Problem details = The reply should hold only the lines from the one with "Output a JSON" through the end of the data, each given exactly.

Data records for software interfaces
· · · ·

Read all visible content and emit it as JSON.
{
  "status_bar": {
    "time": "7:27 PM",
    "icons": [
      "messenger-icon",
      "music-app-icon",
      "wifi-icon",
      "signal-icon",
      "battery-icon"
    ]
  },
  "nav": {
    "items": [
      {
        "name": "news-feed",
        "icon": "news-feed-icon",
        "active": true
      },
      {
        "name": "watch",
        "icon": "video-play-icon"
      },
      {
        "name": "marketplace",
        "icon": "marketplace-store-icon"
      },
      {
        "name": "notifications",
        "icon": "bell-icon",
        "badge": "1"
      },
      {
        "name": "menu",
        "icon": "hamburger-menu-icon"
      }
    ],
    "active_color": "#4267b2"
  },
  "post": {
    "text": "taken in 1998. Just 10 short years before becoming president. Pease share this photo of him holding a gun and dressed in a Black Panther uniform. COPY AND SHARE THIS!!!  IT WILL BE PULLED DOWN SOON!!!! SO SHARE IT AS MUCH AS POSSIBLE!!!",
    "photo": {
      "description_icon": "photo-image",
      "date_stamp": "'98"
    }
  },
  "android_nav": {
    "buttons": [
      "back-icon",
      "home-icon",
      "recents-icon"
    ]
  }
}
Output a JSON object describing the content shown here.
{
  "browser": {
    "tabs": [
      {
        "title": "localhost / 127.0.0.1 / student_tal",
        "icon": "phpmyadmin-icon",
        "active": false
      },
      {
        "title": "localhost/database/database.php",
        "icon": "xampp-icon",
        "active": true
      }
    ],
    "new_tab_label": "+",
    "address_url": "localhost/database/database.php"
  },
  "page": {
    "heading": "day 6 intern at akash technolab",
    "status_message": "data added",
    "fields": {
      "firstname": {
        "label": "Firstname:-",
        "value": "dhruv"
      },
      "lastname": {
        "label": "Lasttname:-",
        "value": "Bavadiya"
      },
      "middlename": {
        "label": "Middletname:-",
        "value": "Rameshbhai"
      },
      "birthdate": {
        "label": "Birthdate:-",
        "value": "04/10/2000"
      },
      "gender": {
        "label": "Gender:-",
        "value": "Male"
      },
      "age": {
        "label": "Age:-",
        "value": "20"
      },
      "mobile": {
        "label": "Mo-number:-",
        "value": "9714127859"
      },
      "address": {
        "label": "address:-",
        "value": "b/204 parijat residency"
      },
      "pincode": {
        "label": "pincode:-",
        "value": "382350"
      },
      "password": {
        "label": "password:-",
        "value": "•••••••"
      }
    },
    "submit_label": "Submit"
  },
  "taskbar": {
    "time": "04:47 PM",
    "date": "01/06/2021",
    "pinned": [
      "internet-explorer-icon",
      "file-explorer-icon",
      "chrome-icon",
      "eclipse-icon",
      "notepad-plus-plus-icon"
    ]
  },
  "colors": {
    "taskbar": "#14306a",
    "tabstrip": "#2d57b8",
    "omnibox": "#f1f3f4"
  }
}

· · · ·

Written response =
Output a JSON object describing the content shown here.
{
  "browser": {
    "tabs": [
      {
        "title": "localhost / 127.0.0.1 / student_tal",
        "icon": "phpmyadmin-icon",
        "active": false
      },
      {
        "title": "localhost/database/database.php",
        "icon": "xampp-icon",
        "active": true
      }
    ],
    "new_tab_label": "+",
    "address_url": "localhost/database/database.php"
  },
  "page": {
    "heading": "day 6 intern at akash technolab",
    "status_message": "data added",
    "fields": {
      "firstname": {
        "label": "Firstname:-",
        "value": "dhruv"
      },
      "lastname": {
        "label": "Lasttname:-",
        "value": "Bavadiya"
      },
      "middlename": {
        "label": "Middletname:-",
        "value": "Rameshbhai"
      },
      "birthdate": {
        "label": "Birthdate:-",
        "value": "04/10/2000"
      },
      "gender": {
        "label": "Gender:-",
        "value": "Male"
      },
      "age": {
        "label": "Age:-",
        "value": "20"
      },
      "mobile": {
        "label": "Mo-number:-",
        "value": "9714127859"
      },
      "address": {
        "label": "address:-",
        "value": "b/204 parijat residency"
      },
      "pincode": {
        "label": "pincode:-",
        "value": "382350"
      },
      "password": {
        "label": "password:-",
        "value": "•••••••"
      }
    },
    "submit_label": "Submit"
  },
  "taskbar": {
    "time": "04:47 PM",
    "date": "01/06/2021",
    "pinned": [
      "internet-explorer-icon",
      "file-explorer-icon",
      "chrome-icon",
      "eclipse-icon",
      "notepad-plus-plus-icon"
    ]
  },
  "colors": {
    "taskbar": "#14306a",
    "tabstrip": "#2d57b8",
    "omnibox": "#f1f3f4"
  }
}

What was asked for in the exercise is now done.